WHAT THE TASK REQUIRES
Every record must be written out once more, with nothing added or omitted.

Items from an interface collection

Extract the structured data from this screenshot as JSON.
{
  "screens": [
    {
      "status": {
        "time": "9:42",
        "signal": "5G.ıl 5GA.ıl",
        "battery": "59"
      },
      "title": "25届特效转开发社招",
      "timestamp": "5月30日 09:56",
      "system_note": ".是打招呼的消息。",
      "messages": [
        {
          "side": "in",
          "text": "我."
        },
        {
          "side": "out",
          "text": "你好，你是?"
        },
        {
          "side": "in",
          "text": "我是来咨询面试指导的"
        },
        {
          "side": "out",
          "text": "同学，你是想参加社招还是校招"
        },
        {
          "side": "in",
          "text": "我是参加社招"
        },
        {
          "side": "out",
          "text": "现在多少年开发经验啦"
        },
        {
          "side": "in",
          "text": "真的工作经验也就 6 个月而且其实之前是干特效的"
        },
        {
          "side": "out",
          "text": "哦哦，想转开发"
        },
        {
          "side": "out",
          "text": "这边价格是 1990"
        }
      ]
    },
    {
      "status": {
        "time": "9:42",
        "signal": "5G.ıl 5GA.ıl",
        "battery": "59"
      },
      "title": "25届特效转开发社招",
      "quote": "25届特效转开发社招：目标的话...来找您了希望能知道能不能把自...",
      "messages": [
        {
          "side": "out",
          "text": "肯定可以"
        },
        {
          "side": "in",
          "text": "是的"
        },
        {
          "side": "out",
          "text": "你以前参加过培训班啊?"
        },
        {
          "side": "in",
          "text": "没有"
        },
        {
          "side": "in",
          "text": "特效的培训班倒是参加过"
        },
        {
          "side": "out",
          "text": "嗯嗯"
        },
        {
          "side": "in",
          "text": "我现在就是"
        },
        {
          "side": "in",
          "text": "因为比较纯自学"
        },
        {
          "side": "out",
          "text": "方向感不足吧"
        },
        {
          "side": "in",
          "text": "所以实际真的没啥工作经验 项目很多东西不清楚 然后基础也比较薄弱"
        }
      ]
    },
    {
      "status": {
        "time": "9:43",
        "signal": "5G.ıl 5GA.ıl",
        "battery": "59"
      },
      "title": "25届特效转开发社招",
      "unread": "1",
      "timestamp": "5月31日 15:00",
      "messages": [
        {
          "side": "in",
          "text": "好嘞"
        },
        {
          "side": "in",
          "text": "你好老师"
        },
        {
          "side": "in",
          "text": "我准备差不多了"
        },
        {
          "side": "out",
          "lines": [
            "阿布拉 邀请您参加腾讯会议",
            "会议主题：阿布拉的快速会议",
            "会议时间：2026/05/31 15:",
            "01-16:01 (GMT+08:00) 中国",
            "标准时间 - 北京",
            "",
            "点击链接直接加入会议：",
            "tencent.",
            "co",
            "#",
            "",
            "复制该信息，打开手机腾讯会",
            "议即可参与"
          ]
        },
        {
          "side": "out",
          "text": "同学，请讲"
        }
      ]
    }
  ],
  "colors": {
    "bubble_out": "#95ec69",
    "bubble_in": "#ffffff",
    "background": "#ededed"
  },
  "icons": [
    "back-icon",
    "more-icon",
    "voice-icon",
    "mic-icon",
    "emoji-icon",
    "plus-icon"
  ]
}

RESULT OF THE TASK
Extract the structured data from this screenshot as JSON.
{
  "screens": [
    {
      "status": {
        "time": "9:42",
        "signal": "5G.ıl 5GA.ıl",
        "battery": "59"
      },
      "title": "25届特效转开发社招",
      "timestamp": "5月30日 09:56",
      "system_note": ".是打招呼的消息。",
      "messages": [
        {
          "side": "in",
          "text": "我."
        },
        {
          "side": "out",
          "text": "你好，你是?"
        },
        {
          "side": "in",
          "text": "我是来咨询面试指导的"
        },
        {
          "side": "out",
          "text": "同学，你是想参加社招还是校招"
        },
        {
          "side": "in",
          "text": "我是参加社招"
        },
        {
          "side": "out",
          "text": "现在多少年开发经验啦"
        },
        {
          "side": "in",
          "text": "真的工作经验也就 6 个月而且其实之前是干特效的"
        },
        {
          "side": "out",
          "text": "哦哦，想转开发"
        },
        {
          "side": "out",
          "text": "这边价格是 1990"
        }
      ]
    },
    {
      "status": {
        "time": "9:42",
        "signal": "5G.ıl 5GA.ıl",
        "battery": "59"
      },
      "title": "25届特效转开发社招",
      "quote": "25届特效转开发社招：目标的话...来找您了希望能知道能不能把自...",
      "messages": [
        {
          "side": "out",
          "text": "肯定可以"
        },
        {
          "side": "in",
          "text": "是的"
        },
        {
          "side": "out",
          "text": "你以前参加过培训班啊?"
        },
        {
          "side": "in",
          "text": "没有"
        },
        {
          "side": "in",
          "text": "特效的培训班倒是参加过"
        },
        {
          "side": "out",
          "text": "嗯嗯"
        },
        {
          "side": "in",
          "text": "我现在就是"
        },
        {
          "side": "in",
          "text": "因为比较纯自学"
        },
        {
          "side": "out",
          "text": "方向感不足吧"
        },
        {
          "side": "in",
          "text": "所以实际真的没啥工作经验 项目很多东西不清楚 然后基础也比较薄弱"
        }
      ]
    },
    {
      "status": {
        "time": "9:43",
        "signal": "5G.ıl 5GA.ıl",
        "battery": "59"
      },
      "title": "25届特效转开发社招",
      "unread": "1",
      "timestamp": "5月31日 15:00",
      "messages": [
        {
          "side": "in",
          "text": "好嘞"
        },
        {
          "side": "in",
          "text": "你好老师"
        },
        {
          "side": "in",
          "text": "我准备差不多了"
        },
        {
          "side": "out",
          "lines": [
            "阿布拉 邀请您参加腾讯会议",
            "会议主题：阿布拉的快速会议",
            "会议时间：2026/05/31 15:",
            "01-16:01 (GMT+08:00) 中国",
            "标准时间 - 北京",
            "",
            "点击链接直接加入会议：",
            "tencent.",
            "co",
            "#",
            "",
            "复制该信息，打开手机腾讯会",
            "议即可参与"
          ]
        },
        {
          "side": "out",
          "text": "同学，请讲"
        }
      ]
    }
  ],
  "colors": {
    "bubble_out": "#95ec69",
    "bubble_in": "#ffffff",
    "background": "#ededed"
  },
  "icons": [
    "back-icon",
    "more-icon",
    "voice-icon",
    "mic-icon",
    "emoji-icon",
    "plus-icon"
  ]
}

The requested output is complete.